I am happy to say that, over the years, I’ve been proven wrong. I’ve read several biographies, of film personalities all the way from Balraj Sahni to Fearless Nadia, Mohammad Rafi to Kidar Sharma, Asha Bhonsle to Rajesh Khanna to Nasir Husain—and most have proven entertaining, informative, and definitely non-sleazy. A hat tip is due to biographers like Akshay Manwani, Sidharth Bhatia, Gautam Chintamani, and Jai Arjun Singh.
… and to Anirudha Bhattacharjee and Balaji Vittal, whose biography of RD Burman was the main reason I wanted to read this, their biography of Pancham’s illustrious (and, in my opinion, even greater than his son) father, S D Burman. S D Burman: The Prince Musician (Tranquebar, Westland Publications Private Limited, 2018; 344 pages; ₹799; ISBN 9789387578180) is an exhaustive detailing of the career of S D Burman, beginning from his days as a singer in Calcutta, till his death—while still far from having hung up his boots—in 1975.
Last week, I published a guest post written by my father about his brother, the guitarist David Vernon ‘Verni’ Liddle. My father had spent a lot of time going through all of his brother’s recordings to try and track down each song he’d played, and then, since we needed to embellish the post with some visuals, we tried looking for photographs as well. Other than a handful of photos—nearly all of which I’d used before in other posts about my uncle—there was nothing.
Then, just as I was about to publish The Guitar That Sang, my father phoned to tell me that he had acquired some photos. My cousin, Verni’s son, had found some. I decided we’d have a look at the photos and put them in a separate post.
So here they are. They are really just a handful, and none of these feature any known names, as far as I can tell, but some of them are interesting and may have potential.
To start with, Verni with his wife Sheila. Sheila used to sometimes accompany him and his band on the guitar.

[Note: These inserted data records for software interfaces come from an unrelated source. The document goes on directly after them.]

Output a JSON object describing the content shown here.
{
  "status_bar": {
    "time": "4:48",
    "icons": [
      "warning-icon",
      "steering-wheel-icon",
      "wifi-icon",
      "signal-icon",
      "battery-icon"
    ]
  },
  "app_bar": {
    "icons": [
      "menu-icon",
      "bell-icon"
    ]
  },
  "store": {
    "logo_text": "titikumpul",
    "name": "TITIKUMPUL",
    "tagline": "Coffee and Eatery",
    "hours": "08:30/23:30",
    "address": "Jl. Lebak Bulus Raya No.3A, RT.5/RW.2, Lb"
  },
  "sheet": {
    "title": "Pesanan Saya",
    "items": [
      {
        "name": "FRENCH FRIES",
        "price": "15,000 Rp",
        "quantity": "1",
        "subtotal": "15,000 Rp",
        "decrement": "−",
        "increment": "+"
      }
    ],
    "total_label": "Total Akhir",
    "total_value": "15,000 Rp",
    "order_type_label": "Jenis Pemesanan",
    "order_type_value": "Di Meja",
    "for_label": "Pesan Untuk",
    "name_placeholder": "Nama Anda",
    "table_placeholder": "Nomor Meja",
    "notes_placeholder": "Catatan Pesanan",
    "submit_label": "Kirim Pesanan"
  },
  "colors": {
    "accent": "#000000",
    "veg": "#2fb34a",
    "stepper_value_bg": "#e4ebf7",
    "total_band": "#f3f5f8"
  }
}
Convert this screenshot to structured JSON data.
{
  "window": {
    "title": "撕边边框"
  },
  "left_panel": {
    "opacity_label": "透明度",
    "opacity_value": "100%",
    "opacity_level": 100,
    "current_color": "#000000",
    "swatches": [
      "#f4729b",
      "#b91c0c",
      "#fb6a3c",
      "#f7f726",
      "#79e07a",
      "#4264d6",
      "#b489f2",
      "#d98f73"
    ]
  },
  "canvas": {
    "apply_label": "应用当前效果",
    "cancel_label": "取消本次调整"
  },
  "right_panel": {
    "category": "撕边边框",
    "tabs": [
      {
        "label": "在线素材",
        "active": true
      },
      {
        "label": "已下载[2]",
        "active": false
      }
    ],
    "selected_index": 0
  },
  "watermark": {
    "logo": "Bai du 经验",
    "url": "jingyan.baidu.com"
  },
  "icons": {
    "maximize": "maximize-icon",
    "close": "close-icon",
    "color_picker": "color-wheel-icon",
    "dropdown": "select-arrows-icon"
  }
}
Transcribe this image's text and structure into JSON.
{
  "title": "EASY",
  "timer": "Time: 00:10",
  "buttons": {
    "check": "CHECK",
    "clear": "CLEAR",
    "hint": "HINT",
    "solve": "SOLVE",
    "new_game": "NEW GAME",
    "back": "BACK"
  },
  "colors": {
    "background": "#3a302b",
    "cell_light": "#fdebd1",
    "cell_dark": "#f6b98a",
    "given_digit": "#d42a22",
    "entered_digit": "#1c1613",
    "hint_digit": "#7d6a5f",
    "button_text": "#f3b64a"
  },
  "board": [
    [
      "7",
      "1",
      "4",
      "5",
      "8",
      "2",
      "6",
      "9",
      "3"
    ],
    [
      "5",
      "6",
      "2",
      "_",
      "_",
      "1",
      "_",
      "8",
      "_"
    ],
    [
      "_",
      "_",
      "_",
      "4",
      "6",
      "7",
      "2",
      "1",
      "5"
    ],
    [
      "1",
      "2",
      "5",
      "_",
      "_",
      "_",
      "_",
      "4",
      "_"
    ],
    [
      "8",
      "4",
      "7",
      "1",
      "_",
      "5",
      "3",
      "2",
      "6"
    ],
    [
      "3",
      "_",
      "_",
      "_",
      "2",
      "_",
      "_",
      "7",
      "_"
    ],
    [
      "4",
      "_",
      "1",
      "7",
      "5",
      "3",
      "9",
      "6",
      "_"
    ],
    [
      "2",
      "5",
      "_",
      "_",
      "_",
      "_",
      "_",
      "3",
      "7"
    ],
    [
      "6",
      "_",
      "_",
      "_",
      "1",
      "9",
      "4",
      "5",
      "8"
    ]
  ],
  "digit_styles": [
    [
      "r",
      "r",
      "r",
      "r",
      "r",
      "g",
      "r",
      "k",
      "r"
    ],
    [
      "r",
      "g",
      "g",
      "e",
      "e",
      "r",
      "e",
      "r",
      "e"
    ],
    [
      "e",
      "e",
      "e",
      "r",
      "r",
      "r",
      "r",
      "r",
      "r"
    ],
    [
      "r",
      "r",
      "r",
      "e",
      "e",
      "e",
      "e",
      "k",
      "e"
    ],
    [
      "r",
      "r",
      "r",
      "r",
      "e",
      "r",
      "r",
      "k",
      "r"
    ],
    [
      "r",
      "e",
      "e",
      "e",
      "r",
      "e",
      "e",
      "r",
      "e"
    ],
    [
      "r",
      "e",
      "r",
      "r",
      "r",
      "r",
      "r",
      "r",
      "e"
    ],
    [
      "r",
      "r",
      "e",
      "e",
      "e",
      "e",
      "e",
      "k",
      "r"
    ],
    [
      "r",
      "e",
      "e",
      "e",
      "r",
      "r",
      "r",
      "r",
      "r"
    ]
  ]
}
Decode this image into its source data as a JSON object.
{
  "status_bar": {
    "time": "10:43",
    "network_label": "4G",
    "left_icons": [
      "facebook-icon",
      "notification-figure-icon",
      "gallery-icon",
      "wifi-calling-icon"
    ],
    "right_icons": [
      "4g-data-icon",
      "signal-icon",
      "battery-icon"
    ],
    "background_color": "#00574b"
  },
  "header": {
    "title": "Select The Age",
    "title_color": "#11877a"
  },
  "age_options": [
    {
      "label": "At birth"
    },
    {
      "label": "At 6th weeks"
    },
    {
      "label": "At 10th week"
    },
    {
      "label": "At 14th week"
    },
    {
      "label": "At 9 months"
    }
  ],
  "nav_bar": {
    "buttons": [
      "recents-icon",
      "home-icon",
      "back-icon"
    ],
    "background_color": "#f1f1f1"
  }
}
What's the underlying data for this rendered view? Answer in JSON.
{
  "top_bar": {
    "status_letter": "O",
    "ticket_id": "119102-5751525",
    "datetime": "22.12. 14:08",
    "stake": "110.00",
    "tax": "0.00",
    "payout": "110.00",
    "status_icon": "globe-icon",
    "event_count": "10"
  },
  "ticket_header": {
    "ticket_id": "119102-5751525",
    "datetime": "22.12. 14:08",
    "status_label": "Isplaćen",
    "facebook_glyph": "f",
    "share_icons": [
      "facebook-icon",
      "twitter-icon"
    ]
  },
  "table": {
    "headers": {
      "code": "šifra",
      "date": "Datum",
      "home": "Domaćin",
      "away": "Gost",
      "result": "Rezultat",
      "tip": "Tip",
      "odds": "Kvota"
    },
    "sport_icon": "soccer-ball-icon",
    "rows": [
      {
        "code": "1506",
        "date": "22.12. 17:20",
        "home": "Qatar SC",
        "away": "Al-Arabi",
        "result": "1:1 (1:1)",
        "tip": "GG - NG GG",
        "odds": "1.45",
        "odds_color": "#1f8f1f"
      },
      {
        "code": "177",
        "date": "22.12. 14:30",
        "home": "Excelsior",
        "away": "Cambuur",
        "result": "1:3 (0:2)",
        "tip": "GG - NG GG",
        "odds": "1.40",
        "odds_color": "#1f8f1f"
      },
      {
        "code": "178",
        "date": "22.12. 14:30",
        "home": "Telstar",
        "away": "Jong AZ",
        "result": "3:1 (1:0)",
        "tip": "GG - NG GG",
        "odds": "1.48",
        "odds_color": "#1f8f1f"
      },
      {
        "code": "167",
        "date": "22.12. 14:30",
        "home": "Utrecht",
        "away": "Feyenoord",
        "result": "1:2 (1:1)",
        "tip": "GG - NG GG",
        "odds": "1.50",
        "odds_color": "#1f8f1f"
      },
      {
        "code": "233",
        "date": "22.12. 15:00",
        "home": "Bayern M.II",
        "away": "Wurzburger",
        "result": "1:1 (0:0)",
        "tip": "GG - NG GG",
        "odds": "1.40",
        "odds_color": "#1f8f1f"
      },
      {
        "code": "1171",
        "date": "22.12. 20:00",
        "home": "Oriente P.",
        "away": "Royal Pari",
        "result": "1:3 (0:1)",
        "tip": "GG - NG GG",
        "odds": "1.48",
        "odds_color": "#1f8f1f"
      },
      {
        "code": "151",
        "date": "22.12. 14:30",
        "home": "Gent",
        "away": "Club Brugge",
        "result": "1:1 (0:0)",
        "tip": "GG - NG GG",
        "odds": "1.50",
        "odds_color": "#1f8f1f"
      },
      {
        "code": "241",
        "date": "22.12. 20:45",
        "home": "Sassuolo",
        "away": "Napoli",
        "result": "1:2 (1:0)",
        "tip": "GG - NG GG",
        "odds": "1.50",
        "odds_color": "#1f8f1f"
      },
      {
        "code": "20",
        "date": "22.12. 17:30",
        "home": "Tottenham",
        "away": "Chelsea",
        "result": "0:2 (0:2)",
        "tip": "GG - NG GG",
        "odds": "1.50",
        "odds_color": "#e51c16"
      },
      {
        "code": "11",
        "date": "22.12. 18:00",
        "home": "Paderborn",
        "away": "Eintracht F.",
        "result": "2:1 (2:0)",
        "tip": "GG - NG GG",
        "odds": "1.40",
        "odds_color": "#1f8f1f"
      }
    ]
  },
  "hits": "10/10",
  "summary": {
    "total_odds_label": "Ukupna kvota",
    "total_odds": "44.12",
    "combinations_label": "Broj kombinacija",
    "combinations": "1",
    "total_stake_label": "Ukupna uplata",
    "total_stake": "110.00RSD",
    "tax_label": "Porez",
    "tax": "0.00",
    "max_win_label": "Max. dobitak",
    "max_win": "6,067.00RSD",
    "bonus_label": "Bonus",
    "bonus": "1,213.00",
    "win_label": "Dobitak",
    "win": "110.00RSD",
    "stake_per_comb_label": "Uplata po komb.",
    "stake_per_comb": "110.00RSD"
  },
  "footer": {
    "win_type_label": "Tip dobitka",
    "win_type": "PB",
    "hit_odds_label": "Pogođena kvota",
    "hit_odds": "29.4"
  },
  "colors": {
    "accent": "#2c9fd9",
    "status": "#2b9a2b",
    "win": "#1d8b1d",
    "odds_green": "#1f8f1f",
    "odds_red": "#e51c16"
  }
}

Today is the 80th birthday of my father, Andrew Verity Liddle. Papa has influenced me in many ways, but possibly the greatest influence on my life that I owe to him is my love for old Hindi cinema and its music. Ever since I was a toddler, I’ve been surrounded by the voices of the 50s and 60s—if it wasn’t our old record player and the LPs whirling on it, it was the radio, with Ameen Sayani’s voice announcing one song after another… and most of it courtesy my father, who loves the music of that period.
As I’ve mentioned on several other posts on this blog, my father had an elder brother who worked in the cinema industry. David Vernon ‘Verni’ Liddle (also known professionally as ‘David Kumar’, or ‘Kumar Sahib’), nine years older than my father, was a guitarist who played for some of the greatest hits of Hindi cinema (and yes, I have mentioned some of these before, but recent research done by my father has thrown up pleasant surprises far beyond what I’d expected).